■ **THE PROBLEM**:
Lines containing the word "Baccalaureate" are the ones to copy from the records below.

■ **DATASET ENTRIES**:
□ □ □ □ □ □ □
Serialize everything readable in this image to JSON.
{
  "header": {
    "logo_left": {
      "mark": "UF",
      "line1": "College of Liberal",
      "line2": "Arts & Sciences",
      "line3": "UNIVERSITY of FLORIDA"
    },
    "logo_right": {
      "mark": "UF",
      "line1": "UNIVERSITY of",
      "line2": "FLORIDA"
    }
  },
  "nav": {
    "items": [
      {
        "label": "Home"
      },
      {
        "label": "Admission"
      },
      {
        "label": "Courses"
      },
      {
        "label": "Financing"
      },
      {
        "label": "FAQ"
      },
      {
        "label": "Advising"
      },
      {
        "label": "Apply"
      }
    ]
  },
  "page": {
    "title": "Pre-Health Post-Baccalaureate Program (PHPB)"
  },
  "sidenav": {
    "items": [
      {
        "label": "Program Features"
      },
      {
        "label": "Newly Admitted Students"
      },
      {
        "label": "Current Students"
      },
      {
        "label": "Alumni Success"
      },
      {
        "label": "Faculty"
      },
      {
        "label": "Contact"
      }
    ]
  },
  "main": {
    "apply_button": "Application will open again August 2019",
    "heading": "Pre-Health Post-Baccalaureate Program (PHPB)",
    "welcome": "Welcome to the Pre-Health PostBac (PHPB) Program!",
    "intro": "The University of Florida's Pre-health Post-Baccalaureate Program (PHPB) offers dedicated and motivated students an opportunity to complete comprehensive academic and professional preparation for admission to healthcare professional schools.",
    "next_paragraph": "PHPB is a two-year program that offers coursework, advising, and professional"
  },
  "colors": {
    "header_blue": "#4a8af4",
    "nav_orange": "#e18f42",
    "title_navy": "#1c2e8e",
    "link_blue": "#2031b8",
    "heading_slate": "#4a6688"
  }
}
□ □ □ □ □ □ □
■ **FINISHED TASK**:
    "title": "Pre-Health Post-Baccalaureate Program (PHPB)"
    "heading": "Pre-Health Post-Baccalaureate Program (PHPB)",
    "intro": "The University of Florida's Pre-health Post-Baccalaureate Program (PHPB) offers dedicated and motivated students an opportunity to complete comprehensive academic and professional preparation for admission to healthcare professional schools.",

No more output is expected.